Working with New Americans is a rewarding experience but it can also be a challenging one. Above all, be prepared for anything and think on your feet, and you’ll be just fine – but also keep in mind these important points:
- Take time to build trust – because of past experiences, building a trusting relationship may take time.
- Be yourself. Share about yourself, too.
- Accept that things won’t always go as planned. Be flexible.
- Enter their world and invite them into yours.
- Answer questions honestly and always treat the families/individuals fairly and with respect.
- Celebrate milestones – point out how far they’ve come.
- Give and receive – you are equals. Accept your own mistakes by showing your willingness to correct them.
- Help build a bridge for New Americans to the community.
- Don’t offer something if you can’t follow through. Keep your promises.
- Set boundaries (time, tasks, etc.).
- Misunderstanding happen. Communicate as clearly as possible.
- If you don’t know, ask. Be prepared to answer questions. You’re both learning.
- Some New Americans may want or feel obligated to give you gifts during your time working with them. Be mindful that you are not taking advantage of this.

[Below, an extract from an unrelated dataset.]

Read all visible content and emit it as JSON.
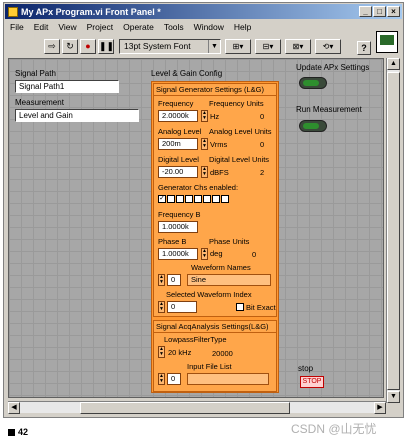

- Become mindful of cultural differences. learn more about their cultures, customs, values and cultural practices.
- Volunteers are not mandated reporters. If you’re uncomfortable with a situation, talk to the case manager. Don’t be afraid to tell us at G+L anything.
- Refer to the appropriate agency when something is beyond your area of expertise. If you are not a social worker, healthcare provider, or refugee resettlement agency representative, do not attempt to take on that role.
This list comes from the Global Friends Coalition Orientation Package: recommended reading for additional information on the resettlement process, culture shock, and privilege.